Mr Clary starts by considering the enormous reach of Egypt’s empire, say, during the reign of Ramses II. A citizen could “be forgiven for thinking his state sits at creation’s centre, a kernel of order anchoring the known world,” he writes. At the time, not only has Egypt already governed Northeast Africa for the better part of 2,000 years but after “trouncing Hittites at Kadesh, Ramses will confirm Egypt as the preeminent military power in the region and, for any Egyptian then living, the entire human fraction of the cosmos”.
As he points out, this is “what official accounts will show. Bombastic descriptions of the battle will decorate monuments across the empire. A millennium and a bit later, not a living soul will be able to read them.”
So there you have it. Cultural apocalypse. Egypt, as Mr Clary writes, had “an epoch of stunning continuity, followed by abrupt extinction.”
It should put humankind on notice, he says. We should consider the possibility that those who come after us, “will one day have no memory of Milton, or for that matter Motown.”
That’s the problem. What’s the solution?
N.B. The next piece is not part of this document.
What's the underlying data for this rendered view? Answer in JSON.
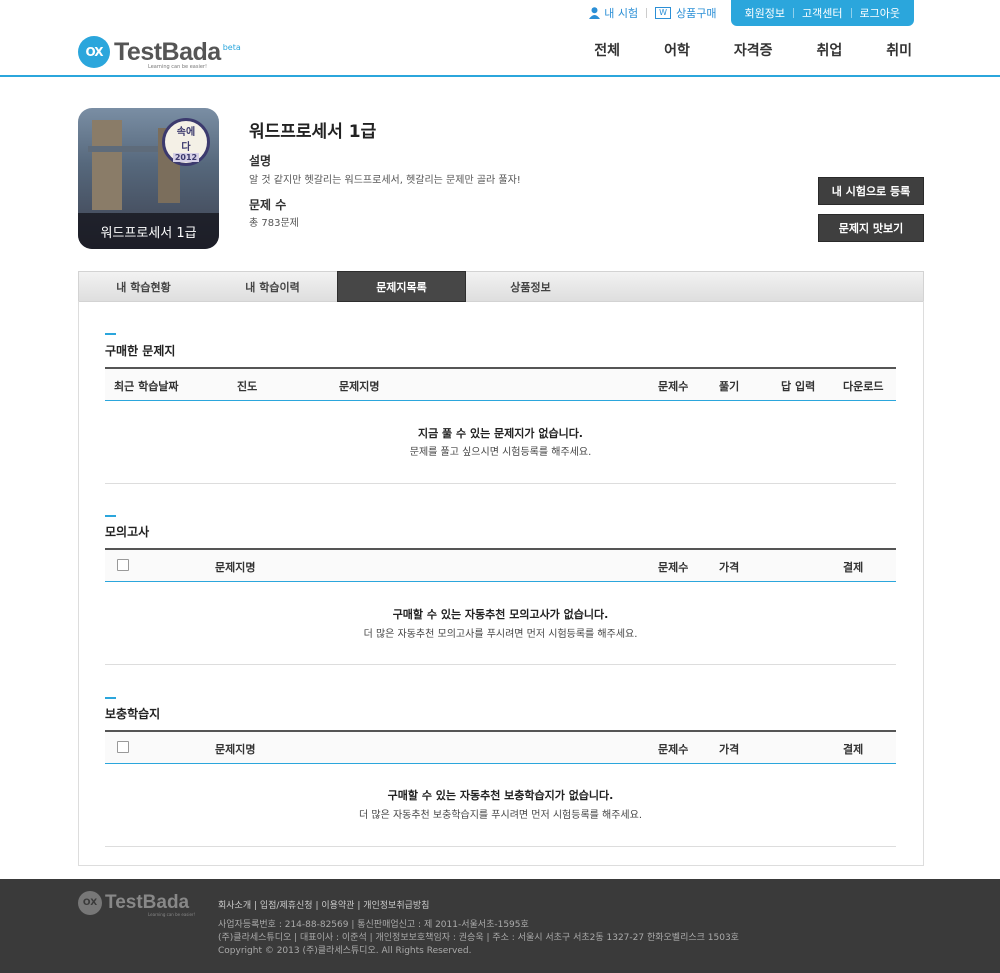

Is there one?
(Tomorrow: The Rosetta Stone was the time machine by which ancient Egypt travelled into the future)